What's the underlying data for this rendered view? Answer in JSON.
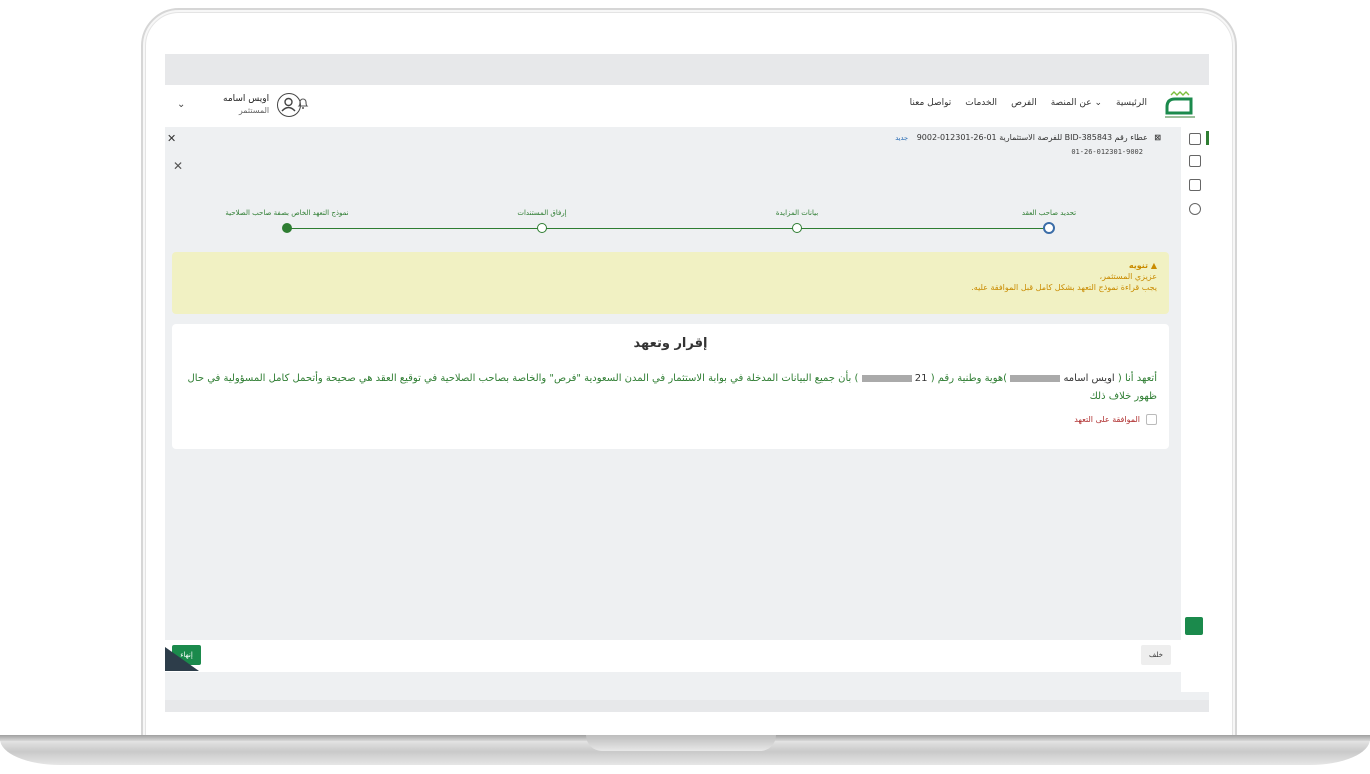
{
  "nav": {
    "items": [
      "الرئيسية",
      "عن المنصة ⌄",
      "الفرص",
      "الخدمات",
      "تواصل معنا"
    ]
  },
  "user": {
    "name": "اويس اسامه",
    "role": "المستثمر"
  },
  "bid": {
    "title": "عطاء رقم BID-385843 للفرصة الاستثمارية 01-26-012301-9002",
    "badge": "جديد",
    "code": "01-26-012301-9002"
  },
  "steps": [
    {
      "label": "تحديد صاحب العقد",
      "state": "current"
    },
    {
      "label": "بيانات المزايدة",
      "state": "pending"
    },
    {
      "label": "إرفاق المستندات",
      "state": "pending"
    },
    {
      "label": "نموذج التعهد الخاص بصفة صاحب الصلاحية",
      "state": "done"
    }
  ],
  "alert": {
    "title": "▲  تنويه",
    "line1": "عزيزي المستثمر،",
    "line2": "يجب قراءة نموذج التعهد بشكل كامل قبل الموافقة عليه."
  },
  "pledge": {
    "heading": "إقرار وتعهد",
    "part1": "أتعهد أنا (",
    "name": "اويس اسامه",
    "part2": ")هوية وطنية رقم (",
    "id_prefix": "21",
    "part3": ") بأن جميع البيانات المدخلة في بوابة الاستثمار في المدن السعودية \"فرص\" والخاصة بصاحب الصلاحية في توقيع العقد هي صحيحة وأتحمل كامل المسؤولية في حال ظهور خلاف ذلك",
    "agree_label": "الموافقة على التعهد"
  },
  "footer": {
    "end_button": "إنهاء",
    "back_button": "خلف"
  },
  "icons": {
    "bell": "bell-icon",
    "avatar": "user-avatar-icon",
    "close": "close-icon"
  },
  "colors": {
    "brand_green": "#1b8a4c",
    "step_green": "#2e7d32",
    "alert_bg": "#f1f1c3",
    "alert_text": "#c98b00"
  }
}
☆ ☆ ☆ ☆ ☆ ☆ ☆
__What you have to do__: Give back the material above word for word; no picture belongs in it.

__Response box__:
What's the underlying data for this rendered view? Answer in JSON.
{
  "nav": {
    "items": [
      "الرئيسية",
      "عن المنصة ⌄",
      "الفرص",
      "الخدمات",
      "تواصل معنا"
    ]
  },
  "user": {
    "name": "اويس اسامه",
    "role": "المستثمر"
  },
  "bid": {
    "title": "عطاء رقم BID-385843 للفرصة الاستثمارية 01-26-012301-9002",
    "badge": "جديد",
    "code": "01-26-012301-9002"
  },
  "steps": [
    {
      "label": "تحديد صاحب العقد",
      "state": "current"
    },
    {
      "label": "بيانات المزايدة",
      "state": "pending"
    },
    {
      "label": "إرفاق المستندات",
      "state": "pending"
    },
    {
      "label": "نموذج التعهد الخاص بصفة صاحب الصلاحية",
      "state": "done"
    }
  ],
  "alert": {
    "title": "▲  تنويه",
    "line1": "عزيزي المستثمر،",
    "line2": "يجب قراءة نموذج التعهد بشكل كامل قبل الموافقة عليه."
  },
  "pledge": {
    "heading": "إقرار وتعهد",
    "part1": "أتعهد أنا (",
    "name": "اويس اسامه",
    "part2": ")هوية وطنية رقم (",
    "id_prefix": "21",
    "part3": ") بأن جميع البيانات المدخلة في بوابة الاستثمار في المدن السعودية \"فرص\" والخاصة بصاحب الصلاحية في توقيع العقد هي صحيحة وأتحمل كامل المسؤولية في حال ظهور خلاف ذلك",
    "agree_label": "الموافقة على التعهد"
  },
  "footer": {
    "end_button": "إنهاء",
    "back_button": "خلف"
  },
  "icons": {
    "bell": "bell-icon",
    "avatar": "user-avatar-icon",
    "close": "close-icon"
  },
  "colors": {
    "brand_green": "#1b8a4c",
    "step_green": "#2e7d32",
    "alert_bg": "#f1f1c3",
    "alert_text": "#c98b00"
  }
}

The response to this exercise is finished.